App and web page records
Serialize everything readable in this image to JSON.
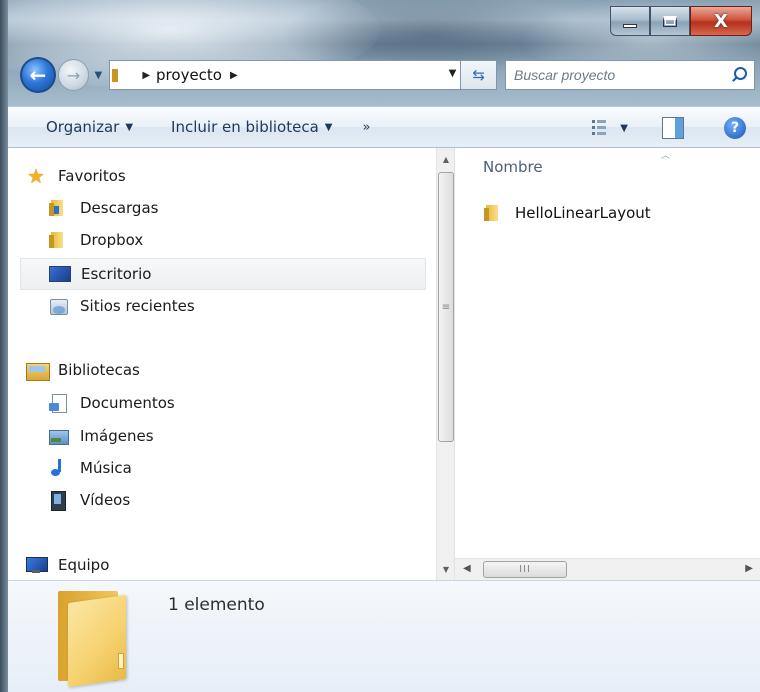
{
  "window": {
    "controls": {
      "minimize_icon": "minimize-icon",
      "maximize_icon": "maximize-icon",
      "close_glyph": "X"
    }
  },
  "nav": {
    "back_glyph": "←",
    "forward_glyph": "→",
    "address": {
      "crumbs": [
        "proyecto"
      ]
    },
    "search": {
      "placeholder": "Buscar proyecto"
    }
  },
  "toolbar": {
    "organize_label": "Organizar",
    "include_label": "Incluir en biblioteca",
    "more_label": "»"
  },
  "sidebar": {
    "favorites_header": "Favoritos",
    "favorites": [
      {
        "label": "Descargas",
        "icon": "downloads-folder-icon"
      },
      {
        "label": "Dropbox",
        "icon": "folder-icon"
      },
      {
        "label": "Escritorio",
        "icon": "desktop-icon",
        "selected": true
      },
      {
        "label": "Sitios recientes",
        "icon": "recent-places-icon"
      }
    ],
    "libraries_header": "Bibliotecas",
    "libraries": [
      {
        "label": "Documentos",
        "icon": "documents-icon"
      },
      {
        "label": "Imágenes",
        "icon": "pictures-icon"
      },
      {
        "label": "Música",
        "icon": "music-icon"
      },
      {
        "label": "Vídeos",
        "icon": "videos-icon"
      }
    ],
    "computer_header": "Equipo"
  },
  "content": {
    "column_header": "Nombre",
    "items": [
      {
        "name": "HelloLinearLayout",
        "icon": "folder-icon"
      }
    ]
  },
  "details": {
    "item_count": "1 elemento"
  },
  "colors": {
    "command_bar_text": "#1e395b",
    "selection_bg": "#eef0f2",
    "close_button": "#c84330",
    "folder_yellow": "#f6d16e"
  }
}
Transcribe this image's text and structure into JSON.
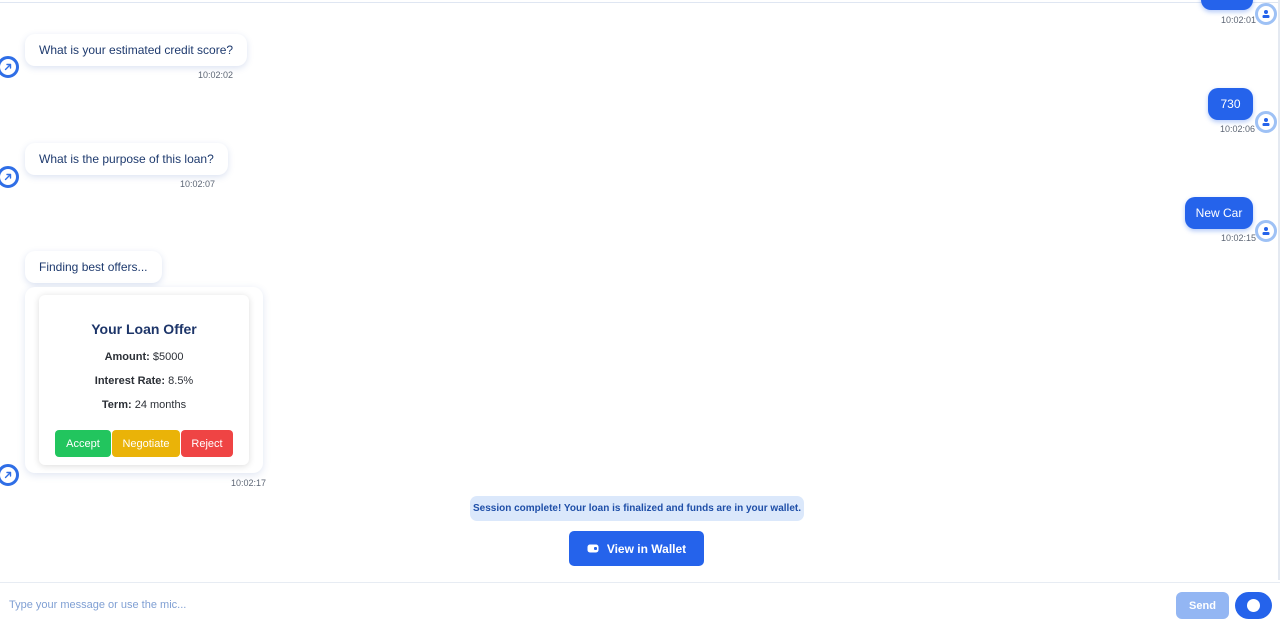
{
  "messages": [
    {
      "role": "user",
      "text": "",
      "time": "10:02:01"
    },
    {
      "role": "bot",
      "text": "What is your estimated credit score?",
      "time": "10:02:02"
    },
    {
      "role": "user",
      "text": "730",
      "time": "10:02:06"
    },
    {
      "role": "bot",
      "text": "What is the purpose of this loan?",
      "time": "10:02:07"
    },
    {
      "role": "user",
      "text": "New Car",
      "time": "10:02:15"
    },
    {
      "role": "bot",
      "text": "Finding best offers...",
      "time": ""
    }
  ],
  "offer": {
    "title": "Your Loan Offer",
    "amount_label": "Amount:",
    "amount_value": "$5000",
    "rate_label": "Interest Rate:",
    "rate_value": "8.5%",
    "term_label": "Term:",
    "term_value": "24 months",
    "accept_label": "Accept",
    "negotiate_label": "Negotiate",
    "reject_label": "Reject",
    "time": "10:02:17"
  },
  "session_notice": "Session complete! Your loan is finalized and funds are in your wallet.",
  "wallet_button_label": "View in Wallet",
  "composer": {
    "placeholder": "Type your message or use the mic...",
    "value": "",
    "send_label": "Send"
  },
  "icons": {
    "bot_avatar": "arrow-up-right-icon",
    "user_avatar": "user-icon",
    "wallet": "wallet-icon",
    "mic": "mic-icon"
  },
  "colors": {
    "primary": "#2563eb",
    "accept": "#22c55e",
    "negotiate": "#eab308",
    "reject": "#ef4444",
    "send_disabled": "#93b6f3",
    "notice_bg": "#dbe8fb"
  }
}
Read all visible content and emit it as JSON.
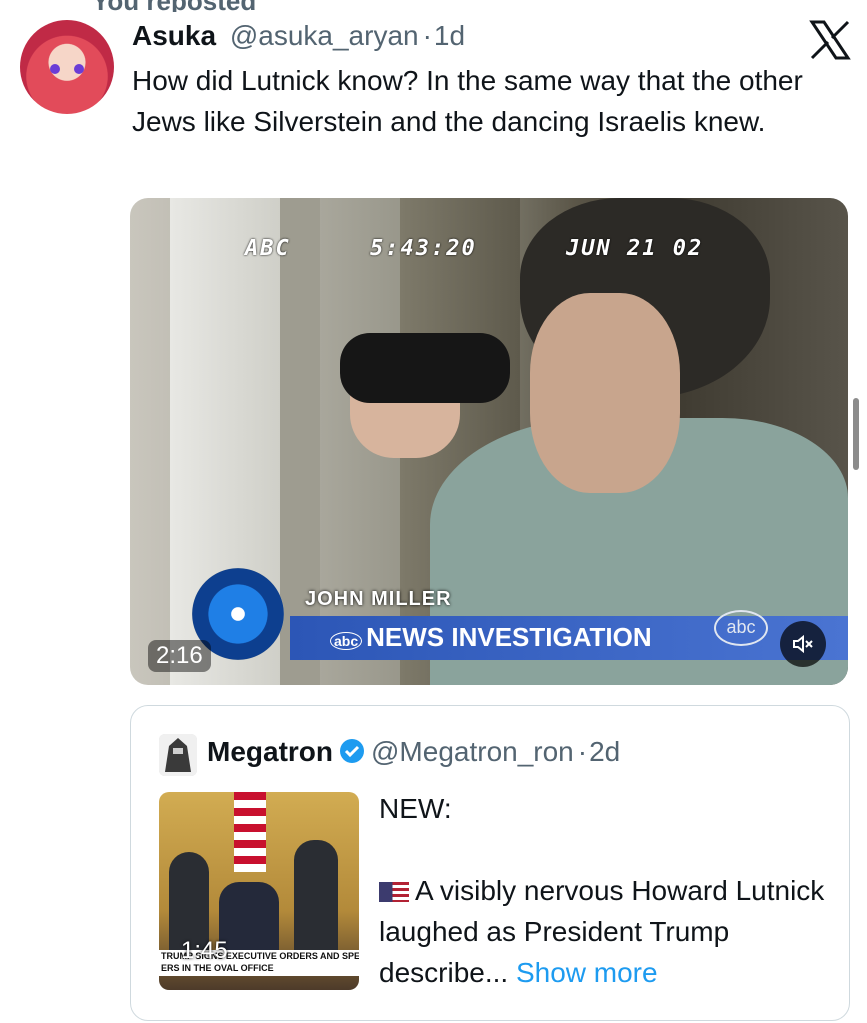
{
  "repost_banner": {
    "label": "You reposted"
  },
  "tweet": {
    "author_name": "Asuka",
    "author_handle": "@asuka_aryan",
    "separator": "·",
    "time": "1d",
    "text": "How did Lutnick know? In the same way that the other Jews like Silverstein and the dancing Israelis knew."
  },
  "video": {
    "osd_channel": "ABC",
    "osd_time": "5:43:20",
    "osd_date": "JUN 21 02",
    "lower_third_name": "JOHN MILLER",
    "lower_third_title": "NEWS INVESTIGATION",
    "lower_third_network": "abc",
    "corner_bug": "abc",
    "duration": "2:16",
    "mute_icon": "speaker-muted-icon"
  },
  "quoted": {
    "author_name": "Megatron",
    "author_handle": "@Megatron_ron",
    "separator": "·",
    "time": "2d",
    "line1": "NEW:",
    "body": "A visibly nervous Howard Lutnick laughed as President Trump describe...",
    "show_more": "Show more",
    "thumb_duration": "1:45",
    "thumb_caption_l1": "TRUMP SIGNS EXECUTIVE ORDERS AND SPE",
    "thumb_caption_l2": "ERS IN THE OVAL OFFICE"
  },
  "colors": {
    "text": "#0f1419",
    "secondary": "#536471",
    "link": "#1d9bf0",
    "border": "#cfd9de",
    "verified": "#1d9bf0"
  }
}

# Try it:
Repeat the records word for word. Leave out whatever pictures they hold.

# Exercise result:
Serialize everything readable in this image to JSON.
{
  "window": {
    "controls": {
      "minimize_icon": "minimize-icon",
      "maximize_icon": "maximize-icon",
      "close_glyph": "X"
    }
  },
  "nav": {
    "back_glyph": "←",
    "forward_glyph": "→",
    "address": {
      "crumbs": [
        "proyecto"
      ]
    },
    "search": {
      "placeholder": "Buscar proyecto"
    }
  },
  "toolbar": {
    "organize_label": "Organizar",
    "include_label": "Incluir en biblioteca",
    "more_label": "»"
  },
  "sidebar": {
    "favorites_header": "Favoritos",
    "favorites": [
      {
        "label": "Descargas",
        "icon": "downloads-folder-icon"
      },
      {
        "label": "Dropbox",
        "icon": "folder-icon"
      },
      {
        "label": "Escritorio",
        "icon": "desktop-icon",
        "selected": true
      },
      {
        "label": "Sitios recientes",
        "icon": "recent-places-icon"
      }
    ],
    "libraries_header": "Bibliotecas",
    "libraries": [
      {
        "label": "Documentos",
        "icon": "documents-icon"
      },
      {
        "label": "Imágenes",
        "icon": "pictures-icon"
      },
      {
        "label": "Música",
        "icon": "music-icon"
      },
      {
        "label": "Vídeos",
        "icon": "videos-icon"
      }
    ],
    "computer_header": "Equipo"
  },
  "content": {
    "column_header": "Nombre",
    "items": [
      {
        "name": "HelloLinearLayout",
        "icon": "folder-icon"
      }
    ]
  },
  "details": {
    "item_count": "1 elemento"
  },
  "colors": {
    "command_bar_text": "#1e395b",
    "selection_bg": "#eef0f2",
    "close_button": "#c84330",
    "folder_yellow": "#f6d16e"
  }
}
Transcribe this image's text and structure into JSON.
{
  "messages": [
    {
      "role": "user",
      "text": "",
      "time": "10:02:01"
    },
    {
      "role": "bot",
      "text": "What is your estimated credit score?",
      "time": "10:02:02"
    },
    {
      "role": "user",
      "text": "730",
      "time": "10:02:06"
    },
    {
      "role": "bot",
      "text": "What is the purpose of this loan?",
      "time": "10:02:07"
    },
    {
      "role": "user",
      "text": "New Car",
      "time": "10:02:15"
    },
    {
      "role": "bot",
      "text": "Finding best offers...",
      "time": ""
    }
  ],
  "offer": {
    "title": "Your Loan Offer",
    "amount_label": "Amount:",
    "amount_value": "$5000",
    "rate_label": "Interest Rate:",
    "rate_value": "8.5%",
    "term_label": "Term:",
    "term_value": "24 months",
    "accept_label": "Accept",
    "negotiate_label": "Negotiate",
    "reject_label": "Reject",
    "time": "10:02:17"
  },
  "session_notice": "Session complete! Your loan is finalized and funds are in your wallet.",
  "wallet_button_label": "View in Wallet",
  "composer": {
    "placeholder": "Type your message or use the mic...",
    "value": "",
    "send_label": "Send"
  },
  "icons": {
    "bot_avatar": "arrow-up-right-icon",
    "user_avatar": "user-icon",
    "wallet": "wallet-icon",
    "mic": "mic-icon"
  },
  "colors": {
    "primary": "#2563eb",
    "accept": "#22c55e",
    "negotiate": "#eab308",
    "reject": "#ef4444",
    "send_disabled": "#93b6f3",
    "notice_bg": "#dbe8fb"
  }
}
Read all visible content and emit it as JSON.
{
  "repost_banner": {
    "label": "You reposted"
  },
  "tweet": {
    "author_name": "Asuka",
    "author_handle": "@asuka_aryan",
    "separator": "·",
    "time": "1d",
    "text": "How did Lutnick know? In the same way that the other Jews like Silverstein and the dancing Israelis knew."
  },
  "video": {
    "osd_channel": "ABC",
    "osd_time": "5:43:20",
    "osd_date": "JUN 21 02",
    "lower_third_name": "JOHN MILLER",
    "lower_third_title": "NEWS INVESTIGATION",
    "lower_third_network": "abc",
    "corner_bug": "abc",
    "duration": "2:16",
    "mute_icon": "speaker-muted-icon"
  },
  "quoted": {
    "author_name": "Megatron",
    "author_handle": "@Megatron_ron",
    "separator": "·",
    "time": "2d",
    "line1": "NEW:",
    "body": "A visibly nervous Howard Lutnick laughed as President Trump describe...",
    "show_more": "Show more",
    "thumb_duration": "1:45",
    "thumb_caption_l1": "TRUMP SIGNS EXECUTIVE ORDERS AND SPE",
    "thumb_caption_l2": "ERS IN THE OVAL OFFICE"
  },
  "colors": {
    "text": "#0f1419",
    "secondary": "#536471",
    "link": "#1d9bf0",
    "border": "#cfd9de",
    "verified": "#1d9bf0"
  }
}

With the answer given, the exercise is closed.